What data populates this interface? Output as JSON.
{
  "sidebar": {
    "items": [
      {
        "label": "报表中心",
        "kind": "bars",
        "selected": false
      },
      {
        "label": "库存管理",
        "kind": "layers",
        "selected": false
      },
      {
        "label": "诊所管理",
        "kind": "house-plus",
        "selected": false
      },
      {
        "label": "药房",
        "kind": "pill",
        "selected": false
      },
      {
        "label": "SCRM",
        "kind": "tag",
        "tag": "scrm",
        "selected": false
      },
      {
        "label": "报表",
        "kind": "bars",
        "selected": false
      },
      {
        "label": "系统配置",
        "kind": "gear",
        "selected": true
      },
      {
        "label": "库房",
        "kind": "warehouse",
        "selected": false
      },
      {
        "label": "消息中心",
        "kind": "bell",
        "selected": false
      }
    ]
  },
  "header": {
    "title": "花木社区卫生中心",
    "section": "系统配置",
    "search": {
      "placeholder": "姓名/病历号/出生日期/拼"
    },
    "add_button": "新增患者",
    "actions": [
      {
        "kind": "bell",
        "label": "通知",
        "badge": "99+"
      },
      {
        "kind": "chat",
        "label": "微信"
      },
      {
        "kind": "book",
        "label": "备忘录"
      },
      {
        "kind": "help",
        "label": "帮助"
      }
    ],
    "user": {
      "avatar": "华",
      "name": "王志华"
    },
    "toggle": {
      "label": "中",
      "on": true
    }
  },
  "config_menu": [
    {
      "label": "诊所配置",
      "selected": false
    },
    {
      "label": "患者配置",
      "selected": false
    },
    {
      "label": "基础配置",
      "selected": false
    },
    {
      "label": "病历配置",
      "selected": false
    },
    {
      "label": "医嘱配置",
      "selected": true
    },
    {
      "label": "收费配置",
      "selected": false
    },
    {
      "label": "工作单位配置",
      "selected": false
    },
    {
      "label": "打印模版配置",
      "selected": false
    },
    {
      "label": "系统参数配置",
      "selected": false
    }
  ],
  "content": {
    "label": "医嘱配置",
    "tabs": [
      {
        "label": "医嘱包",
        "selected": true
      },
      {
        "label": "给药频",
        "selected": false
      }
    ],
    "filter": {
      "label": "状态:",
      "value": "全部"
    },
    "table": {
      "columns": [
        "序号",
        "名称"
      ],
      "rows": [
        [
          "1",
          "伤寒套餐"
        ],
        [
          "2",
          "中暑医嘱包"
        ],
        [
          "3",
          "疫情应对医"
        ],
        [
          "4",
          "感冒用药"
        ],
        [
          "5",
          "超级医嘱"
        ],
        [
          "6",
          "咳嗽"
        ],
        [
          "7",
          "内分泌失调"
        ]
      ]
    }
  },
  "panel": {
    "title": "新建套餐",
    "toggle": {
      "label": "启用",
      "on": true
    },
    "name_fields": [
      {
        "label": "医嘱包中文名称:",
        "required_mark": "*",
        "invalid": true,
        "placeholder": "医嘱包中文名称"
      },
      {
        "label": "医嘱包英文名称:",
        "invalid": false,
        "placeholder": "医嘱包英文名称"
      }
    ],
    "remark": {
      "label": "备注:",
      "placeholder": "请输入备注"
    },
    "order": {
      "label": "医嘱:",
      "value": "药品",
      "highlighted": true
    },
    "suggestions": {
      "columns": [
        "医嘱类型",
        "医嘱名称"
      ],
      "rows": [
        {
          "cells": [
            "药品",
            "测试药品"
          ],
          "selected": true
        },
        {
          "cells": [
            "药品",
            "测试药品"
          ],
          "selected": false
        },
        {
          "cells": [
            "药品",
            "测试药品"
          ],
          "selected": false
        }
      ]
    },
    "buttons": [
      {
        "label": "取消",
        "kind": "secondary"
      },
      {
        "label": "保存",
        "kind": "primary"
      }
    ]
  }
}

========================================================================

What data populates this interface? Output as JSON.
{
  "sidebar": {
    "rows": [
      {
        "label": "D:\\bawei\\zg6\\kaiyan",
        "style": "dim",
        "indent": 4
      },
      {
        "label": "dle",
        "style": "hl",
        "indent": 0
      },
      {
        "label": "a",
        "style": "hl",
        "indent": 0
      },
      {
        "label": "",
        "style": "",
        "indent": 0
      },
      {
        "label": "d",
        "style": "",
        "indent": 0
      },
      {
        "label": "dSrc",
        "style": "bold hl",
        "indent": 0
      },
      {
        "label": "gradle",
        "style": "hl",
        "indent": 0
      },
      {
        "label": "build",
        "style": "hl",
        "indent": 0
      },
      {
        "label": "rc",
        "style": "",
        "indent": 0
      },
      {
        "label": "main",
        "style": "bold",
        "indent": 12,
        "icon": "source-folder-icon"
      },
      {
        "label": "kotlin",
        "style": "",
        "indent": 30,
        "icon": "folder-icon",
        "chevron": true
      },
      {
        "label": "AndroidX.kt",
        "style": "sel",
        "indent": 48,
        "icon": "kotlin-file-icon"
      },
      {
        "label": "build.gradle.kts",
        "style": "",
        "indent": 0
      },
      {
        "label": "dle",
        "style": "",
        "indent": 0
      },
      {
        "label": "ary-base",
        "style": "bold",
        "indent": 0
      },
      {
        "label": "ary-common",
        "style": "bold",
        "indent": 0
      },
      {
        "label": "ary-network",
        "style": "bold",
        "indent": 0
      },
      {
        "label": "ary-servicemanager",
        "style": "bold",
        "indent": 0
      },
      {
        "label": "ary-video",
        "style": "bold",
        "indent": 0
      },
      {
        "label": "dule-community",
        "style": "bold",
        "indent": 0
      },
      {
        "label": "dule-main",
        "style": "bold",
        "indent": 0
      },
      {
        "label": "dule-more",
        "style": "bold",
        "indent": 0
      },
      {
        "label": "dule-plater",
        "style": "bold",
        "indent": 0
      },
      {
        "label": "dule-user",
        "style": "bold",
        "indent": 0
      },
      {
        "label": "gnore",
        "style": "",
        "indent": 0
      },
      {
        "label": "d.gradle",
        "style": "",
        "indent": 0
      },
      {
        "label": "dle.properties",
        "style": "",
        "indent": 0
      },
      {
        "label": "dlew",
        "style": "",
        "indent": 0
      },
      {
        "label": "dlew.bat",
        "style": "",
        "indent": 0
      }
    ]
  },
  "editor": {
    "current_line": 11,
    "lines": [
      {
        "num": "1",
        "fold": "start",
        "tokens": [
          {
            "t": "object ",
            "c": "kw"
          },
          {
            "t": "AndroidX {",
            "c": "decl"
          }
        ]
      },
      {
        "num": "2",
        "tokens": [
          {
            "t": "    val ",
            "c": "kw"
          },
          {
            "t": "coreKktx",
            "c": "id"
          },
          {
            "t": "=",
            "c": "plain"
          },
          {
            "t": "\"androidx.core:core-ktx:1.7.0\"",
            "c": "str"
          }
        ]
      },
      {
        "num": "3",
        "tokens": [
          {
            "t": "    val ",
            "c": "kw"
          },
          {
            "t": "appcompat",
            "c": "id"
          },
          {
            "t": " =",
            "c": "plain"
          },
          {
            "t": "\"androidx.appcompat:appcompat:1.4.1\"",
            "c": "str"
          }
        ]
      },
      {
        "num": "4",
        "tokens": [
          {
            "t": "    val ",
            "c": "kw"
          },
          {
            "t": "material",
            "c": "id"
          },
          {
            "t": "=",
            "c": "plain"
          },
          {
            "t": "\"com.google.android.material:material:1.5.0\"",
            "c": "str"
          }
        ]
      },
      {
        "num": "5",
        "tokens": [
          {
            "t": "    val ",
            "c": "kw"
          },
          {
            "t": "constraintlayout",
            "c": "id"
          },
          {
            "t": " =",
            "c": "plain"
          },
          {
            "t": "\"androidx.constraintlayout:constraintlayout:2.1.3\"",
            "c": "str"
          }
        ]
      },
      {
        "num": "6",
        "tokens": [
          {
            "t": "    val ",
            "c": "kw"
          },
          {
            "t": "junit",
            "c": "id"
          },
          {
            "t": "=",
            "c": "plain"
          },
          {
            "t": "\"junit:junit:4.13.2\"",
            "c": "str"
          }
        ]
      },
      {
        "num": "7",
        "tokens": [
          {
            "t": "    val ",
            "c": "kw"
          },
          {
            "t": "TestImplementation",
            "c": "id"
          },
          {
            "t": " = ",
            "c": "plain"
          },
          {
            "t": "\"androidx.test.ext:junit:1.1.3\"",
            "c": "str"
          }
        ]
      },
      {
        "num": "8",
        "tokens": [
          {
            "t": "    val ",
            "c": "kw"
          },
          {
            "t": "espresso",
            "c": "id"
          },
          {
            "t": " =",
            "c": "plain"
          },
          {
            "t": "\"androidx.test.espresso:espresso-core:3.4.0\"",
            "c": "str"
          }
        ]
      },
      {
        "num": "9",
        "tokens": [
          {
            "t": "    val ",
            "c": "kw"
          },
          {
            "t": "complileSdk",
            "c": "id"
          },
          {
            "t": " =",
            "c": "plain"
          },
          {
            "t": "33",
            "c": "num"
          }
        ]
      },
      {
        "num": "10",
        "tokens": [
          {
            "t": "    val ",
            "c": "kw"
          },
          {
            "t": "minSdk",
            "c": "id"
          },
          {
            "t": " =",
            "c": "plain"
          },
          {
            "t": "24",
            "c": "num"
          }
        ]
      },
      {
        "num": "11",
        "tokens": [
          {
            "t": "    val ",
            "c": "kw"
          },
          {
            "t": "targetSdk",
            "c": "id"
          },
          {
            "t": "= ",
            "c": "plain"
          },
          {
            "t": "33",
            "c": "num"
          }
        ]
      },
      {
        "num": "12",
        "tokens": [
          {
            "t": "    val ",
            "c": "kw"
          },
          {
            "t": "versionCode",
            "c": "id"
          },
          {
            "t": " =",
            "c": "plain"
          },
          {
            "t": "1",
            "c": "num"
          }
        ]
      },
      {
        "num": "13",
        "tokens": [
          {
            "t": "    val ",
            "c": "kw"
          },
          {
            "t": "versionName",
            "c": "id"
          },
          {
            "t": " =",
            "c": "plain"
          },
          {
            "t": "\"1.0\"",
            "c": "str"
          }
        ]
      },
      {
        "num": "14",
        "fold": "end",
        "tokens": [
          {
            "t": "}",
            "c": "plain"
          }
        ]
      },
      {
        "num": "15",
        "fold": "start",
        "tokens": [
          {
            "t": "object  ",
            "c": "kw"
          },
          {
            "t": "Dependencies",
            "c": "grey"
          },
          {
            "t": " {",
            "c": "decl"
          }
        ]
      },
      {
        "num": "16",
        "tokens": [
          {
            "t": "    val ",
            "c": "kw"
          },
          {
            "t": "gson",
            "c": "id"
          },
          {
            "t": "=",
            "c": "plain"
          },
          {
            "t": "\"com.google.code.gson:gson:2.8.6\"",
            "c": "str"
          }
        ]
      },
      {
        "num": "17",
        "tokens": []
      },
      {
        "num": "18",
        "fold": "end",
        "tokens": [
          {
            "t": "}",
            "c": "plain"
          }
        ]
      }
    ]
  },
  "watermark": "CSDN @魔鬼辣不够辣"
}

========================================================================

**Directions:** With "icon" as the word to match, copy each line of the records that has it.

**Your solution:**
        "icon": "source-folder-icon"
        "icon": "folder-icon",
        "icon": "kotlin-file-icon"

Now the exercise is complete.